Itch is a 2D game framework written in Python, using PyGame. It was inspired by Scratch.
Modern computers are so much more powerful since the last time I tried writing a game, and now you don't have to spend all of your time optimising code to achieve a decent frame rate. Instead, you can concentrate on game play, which makes writing game fun again, and the games turn out much better too.
While I'm writing Itch, I've been writing an Itch powered game too : Thrust.
While refactoring Itch, I found Python to be annoying to use. There are no refactoring tools, and because Python is so dynamic, it is very hard to do manually. I would spend huge amounts of time tracking down bugs, which a compiled language would find in seconds.
So, I started from scratch, in my favourite language, Java, and Itchy was created. Rather than a direct port, I decided on a different design goal. Itchy aims to be simple for first time games programmers. Itchy's class structure is more complex, which gives more flexibility, but also has a steeper learning curve.

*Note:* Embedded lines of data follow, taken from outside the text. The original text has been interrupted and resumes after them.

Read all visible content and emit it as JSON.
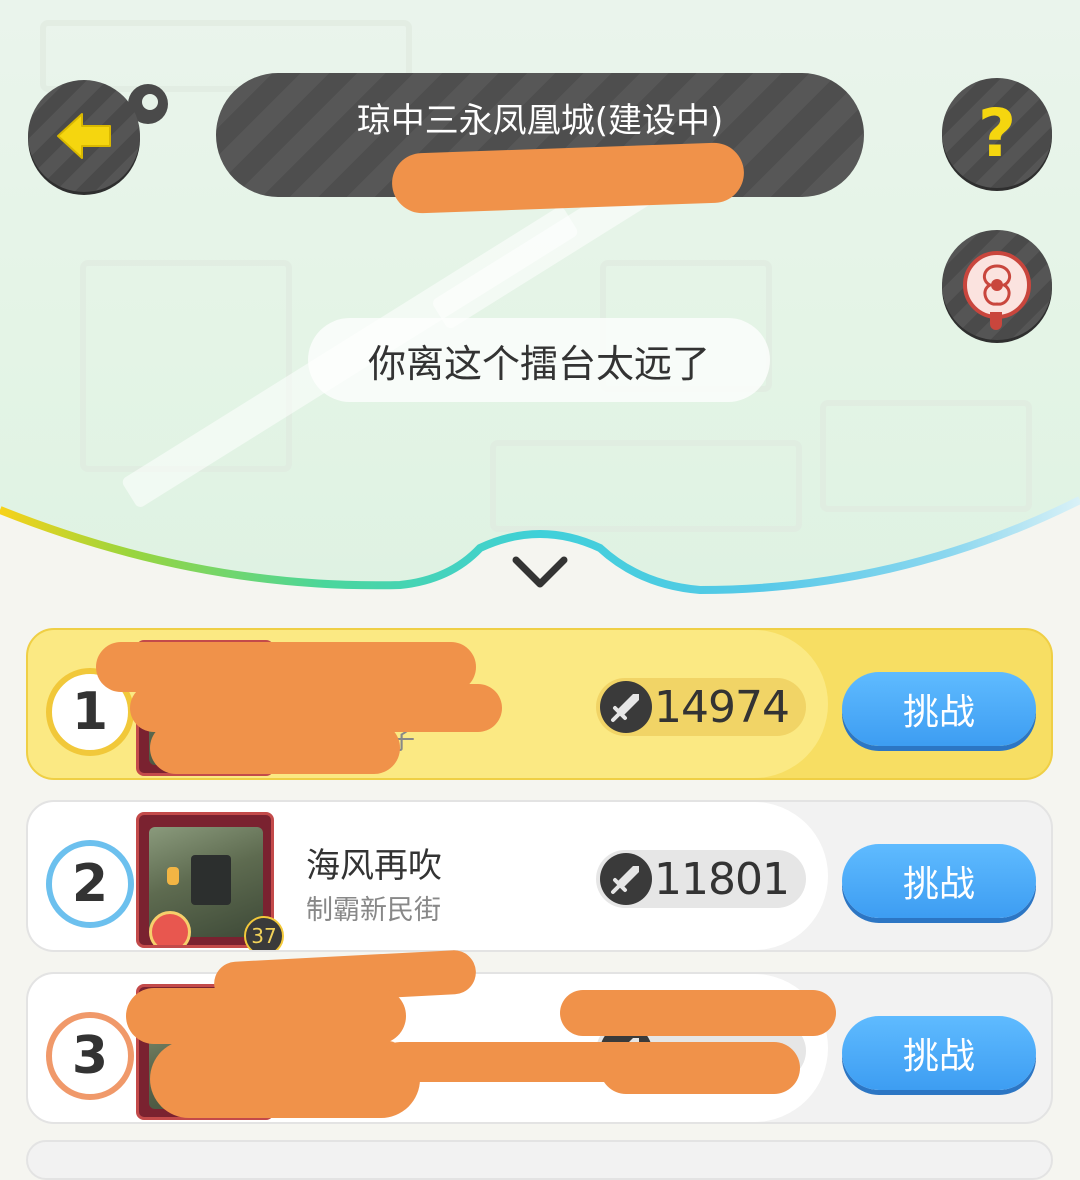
{
  "header": {
    "title": "琼中三永凤凰城(建设中)",
    "subtitle_redacted": true
  },
  "notice": "你离这个擂台太远了",
  "icons": {
    "back": "back-arrow-icon",
    "help": "question-icon",
    "location": "location-pin-icon",
    "collapse": "chevron-down-icon",
    "score": "sword-icon"
  },
  "colors": {
    "accent_yellow": "#f2d21a",
    "challenge_blue": "#3d9df2",
    "gold_card": "#f7de63",
    "redaction": "#f0924a"
  },
  "leaderboard": [
    {
      "rank": "1",
      "name": "",
      "group": "子",
      "score": "14974",
      "level": "",
      "button": "挑战",
      "redacted": true
    },
    {
      "rank": "2",
      "name": "海风再吹",
      "group": "制霸新民街",
      "score": "11801",
      "level": "37",
      "button": "挑战",
      "redacted": false
    },
    {
      "rank": "3",
      "name": "",
      "group": "",
      "score": "",
      "level": "",
      "button": "挑战",
      "redacted": true
    }
  ]
}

Initially, Itchy was written on top of JSDL, but I found that it was no longer supported, had lots of bugs, and I didn't like its overall design. It also lacked some software blitting modes that PyGame has. Despite not wanting to reinvent the wheel, I felt that it would be quicker to create a quality product if I created my own Java wrapper to SDL. I called it Jame (a compound of java and game, and which didn't give many hits on google).
Jame does NOT support the whole of the SDL API, instead, I concentrated on the parts that I needed for Itchy, and nothing else. So far this includes 2D graphics, sound, and mouse/keyboard input.

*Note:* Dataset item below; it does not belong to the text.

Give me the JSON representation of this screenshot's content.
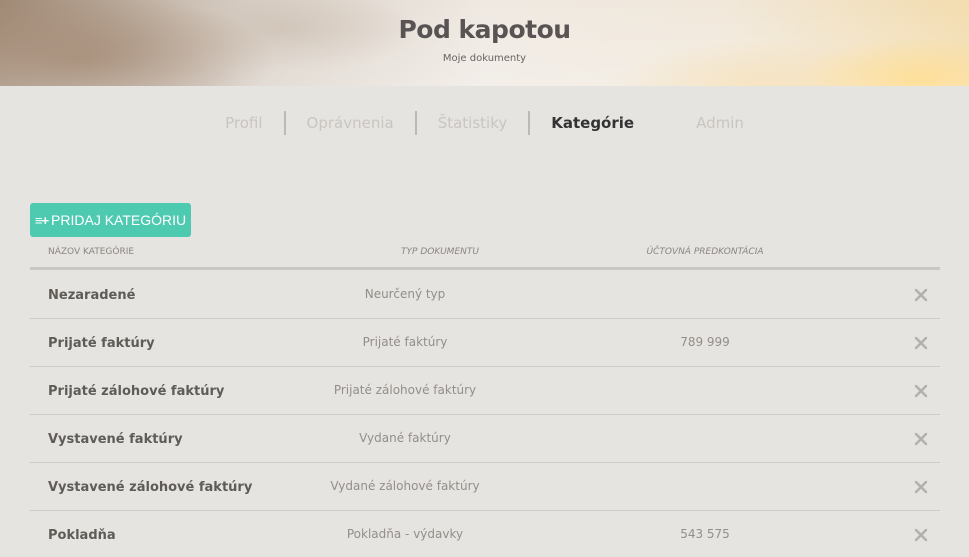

Jame also includes the extra blitting code from PyGame, which was sorely lacking from JSDL.
I have tried to make Jame natural from a Java perspective, in much the same way that PyGame is natual from a Python perspective. (JSDL doesn't feel like a natural java api).